EXERCISE PROMPT:
Once you find a line containing the word "content" in the entries below, copy it.

Component data from apps and pages:
---
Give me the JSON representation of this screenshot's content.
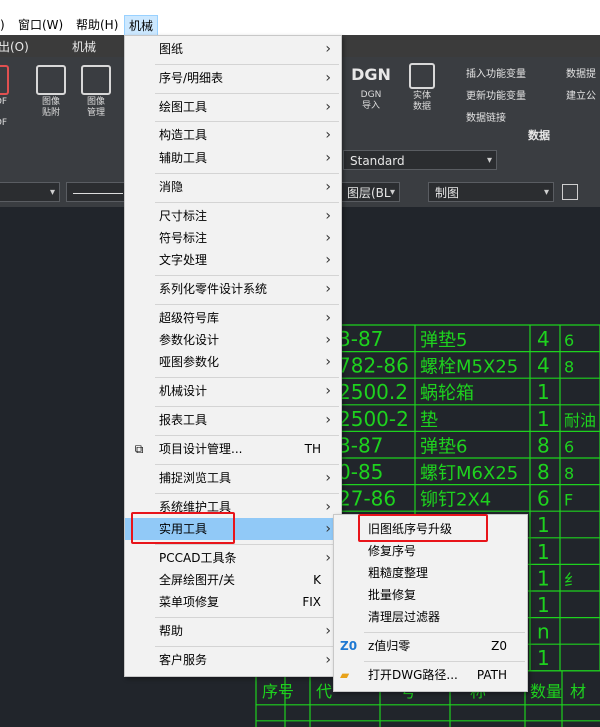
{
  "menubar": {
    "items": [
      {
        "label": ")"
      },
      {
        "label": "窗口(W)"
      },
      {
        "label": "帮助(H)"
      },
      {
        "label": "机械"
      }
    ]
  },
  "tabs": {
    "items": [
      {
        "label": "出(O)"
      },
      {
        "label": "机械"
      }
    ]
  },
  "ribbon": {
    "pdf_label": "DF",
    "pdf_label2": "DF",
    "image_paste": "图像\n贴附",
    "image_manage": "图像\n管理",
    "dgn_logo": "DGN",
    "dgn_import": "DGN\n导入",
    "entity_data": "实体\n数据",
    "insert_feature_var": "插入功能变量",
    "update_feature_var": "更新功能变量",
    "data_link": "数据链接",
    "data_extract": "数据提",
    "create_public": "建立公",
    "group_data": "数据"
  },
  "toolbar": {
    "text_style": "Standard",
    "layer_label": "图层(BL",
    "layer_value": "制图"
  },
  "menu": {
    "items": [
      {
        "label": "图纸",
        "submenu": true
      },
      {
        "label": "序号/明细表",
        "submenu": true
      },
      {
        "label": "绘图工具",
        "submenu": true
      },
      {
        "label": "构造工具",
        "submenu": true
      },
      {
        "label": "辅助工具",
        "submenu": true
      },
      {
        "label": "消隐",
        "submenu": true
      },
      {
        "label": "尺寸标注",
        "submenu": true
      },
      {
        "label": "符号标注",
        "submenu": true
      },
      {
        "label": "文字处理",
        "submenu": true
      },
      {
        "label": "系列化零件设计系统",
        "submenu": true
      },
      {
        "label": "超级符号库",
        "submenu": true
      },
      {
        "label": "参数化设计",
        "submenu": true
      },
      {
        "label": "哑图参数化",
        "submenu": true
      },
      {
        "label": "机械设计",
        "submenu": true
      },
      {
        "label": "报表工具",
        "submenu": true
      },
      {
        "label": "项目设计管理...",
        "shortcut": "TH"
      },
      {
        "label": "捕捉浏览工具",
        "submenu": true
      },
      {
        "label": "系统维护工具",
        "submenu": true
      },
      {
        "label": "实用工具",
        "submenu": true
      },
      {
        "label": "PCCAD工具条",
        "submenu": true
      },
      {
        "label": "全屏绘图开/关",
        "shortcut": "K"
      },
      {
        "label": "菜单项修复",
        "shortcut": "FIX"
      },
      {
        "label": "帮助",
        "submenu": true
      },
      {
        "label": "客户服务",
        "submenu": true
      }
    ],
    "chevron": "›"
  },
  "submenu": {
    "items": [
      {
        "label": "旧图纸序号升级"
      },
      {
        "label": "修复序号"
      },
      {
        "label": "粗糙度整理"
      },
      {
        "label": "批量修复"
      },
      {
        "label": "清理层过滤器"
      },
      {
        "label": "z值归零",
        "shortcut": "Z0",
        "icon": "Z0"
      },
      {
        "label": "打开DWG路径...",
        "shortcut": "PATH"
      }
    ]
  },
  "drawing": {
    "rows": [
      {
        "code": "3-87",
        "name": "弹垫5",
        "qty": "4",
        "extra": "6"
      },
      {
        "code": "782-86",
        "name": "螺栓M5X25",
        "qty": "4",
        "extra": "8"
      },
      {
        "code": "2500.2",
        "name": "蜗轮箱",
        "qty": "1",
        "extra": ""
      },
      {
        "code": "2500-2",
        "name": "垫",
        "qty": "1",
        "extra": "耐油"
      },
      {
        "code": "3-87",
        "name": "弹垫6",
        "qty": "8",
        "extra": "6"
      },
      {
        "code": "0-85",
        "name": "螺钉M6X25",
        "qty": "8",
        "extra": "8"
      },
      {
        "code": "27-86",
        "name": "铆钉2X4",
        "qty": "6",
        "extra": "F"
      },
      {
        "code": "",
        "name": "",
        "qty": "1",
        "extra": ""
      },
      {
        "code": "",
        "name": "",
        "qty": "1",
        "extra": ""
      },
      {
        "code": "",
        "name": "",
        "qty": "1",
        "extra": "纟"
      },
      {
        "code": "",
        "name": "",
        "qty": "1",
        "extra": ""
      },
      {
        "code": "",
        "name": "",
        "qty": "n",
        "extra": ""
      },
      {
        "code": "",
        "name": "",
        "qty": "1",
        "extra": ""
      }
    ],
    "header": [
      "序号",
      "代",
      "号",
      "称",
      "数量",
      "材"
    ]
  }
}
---
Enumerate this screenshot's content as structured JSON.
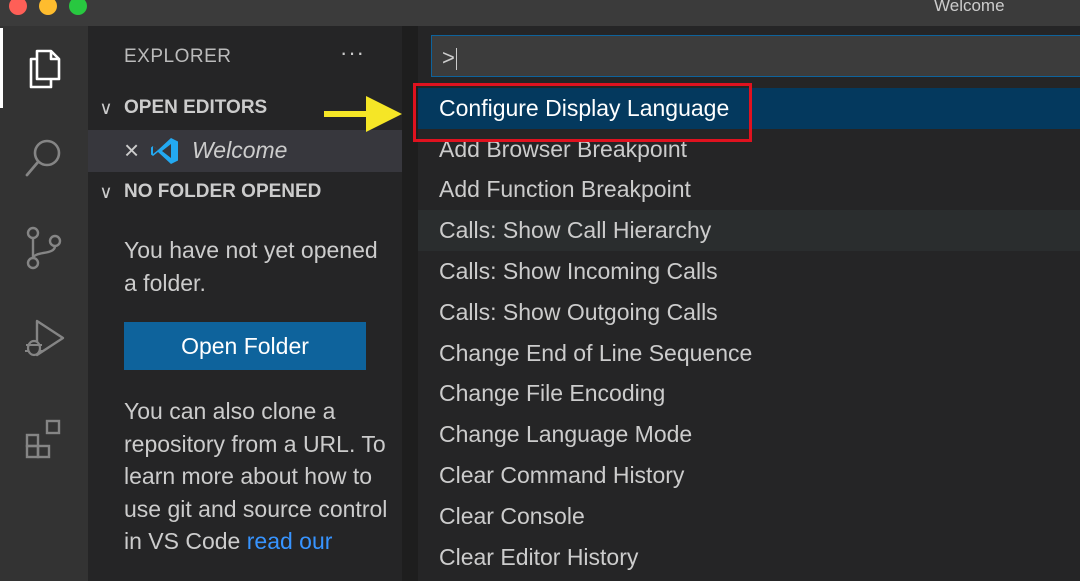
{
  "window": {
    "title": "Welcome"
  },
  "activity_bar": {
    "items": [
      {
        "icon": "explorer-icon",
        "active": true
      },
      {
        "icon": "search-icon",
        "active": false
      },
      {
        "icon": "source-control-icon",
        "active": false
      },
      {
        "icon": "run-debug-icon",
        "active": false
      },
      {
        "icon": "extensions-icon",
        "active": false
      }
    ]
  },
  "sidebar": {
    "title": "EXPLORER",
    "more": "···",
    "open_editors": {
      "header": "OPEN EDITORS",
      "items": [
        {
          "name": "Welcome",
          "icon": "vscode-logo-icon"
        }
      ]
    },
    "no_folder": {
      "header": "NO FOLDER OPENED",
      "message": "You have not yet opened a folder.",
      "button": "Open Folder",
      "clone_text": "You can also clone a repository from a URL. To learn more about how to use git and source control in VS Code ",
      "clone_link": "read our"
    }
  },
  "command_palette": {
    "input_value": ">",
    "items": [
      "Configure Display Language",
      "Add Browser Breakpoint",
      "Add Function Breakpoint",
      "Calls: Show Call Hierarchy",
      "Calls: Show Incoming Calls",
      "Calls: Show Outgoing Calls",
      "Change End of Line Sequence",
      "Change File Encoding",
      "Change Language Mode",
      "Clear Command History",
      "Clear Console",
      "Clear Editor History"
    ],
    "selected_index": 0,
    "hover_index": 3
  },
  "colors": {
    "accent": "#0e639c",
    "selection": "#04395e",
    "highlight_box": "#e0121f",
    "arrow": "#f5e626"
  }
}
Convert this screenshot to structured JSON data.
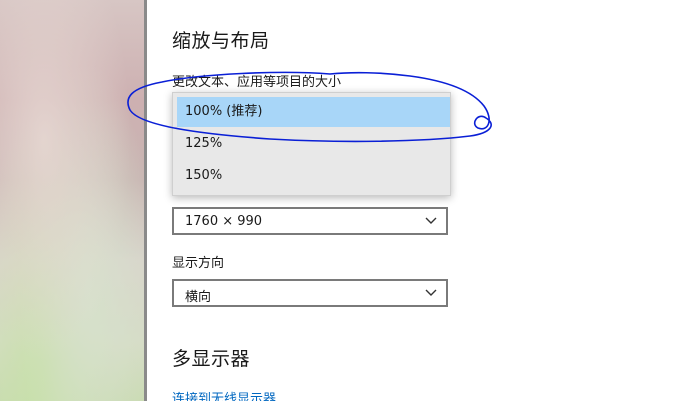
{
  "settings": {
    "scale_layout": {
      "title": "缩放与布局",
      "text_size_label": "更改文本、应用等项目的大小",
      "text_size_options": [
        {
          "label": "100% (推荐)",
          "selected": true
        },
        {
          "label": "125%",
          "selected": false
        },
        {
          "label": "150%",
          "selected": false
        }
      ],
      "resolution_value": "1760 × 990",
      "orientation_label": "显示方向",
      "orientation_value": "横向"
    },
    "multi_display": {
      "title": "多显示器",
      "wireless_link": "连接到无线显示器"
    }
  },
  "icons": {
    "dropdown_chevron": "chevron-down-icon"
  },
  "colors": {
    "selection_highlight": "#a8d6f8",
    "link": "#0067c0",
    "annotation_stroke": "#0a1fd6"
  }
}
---
SOLUTION FOR THIS EXERCISE:
Give me the JSON representation of this screenshot's content.
Enumerate this screenshot's content as structured JSON.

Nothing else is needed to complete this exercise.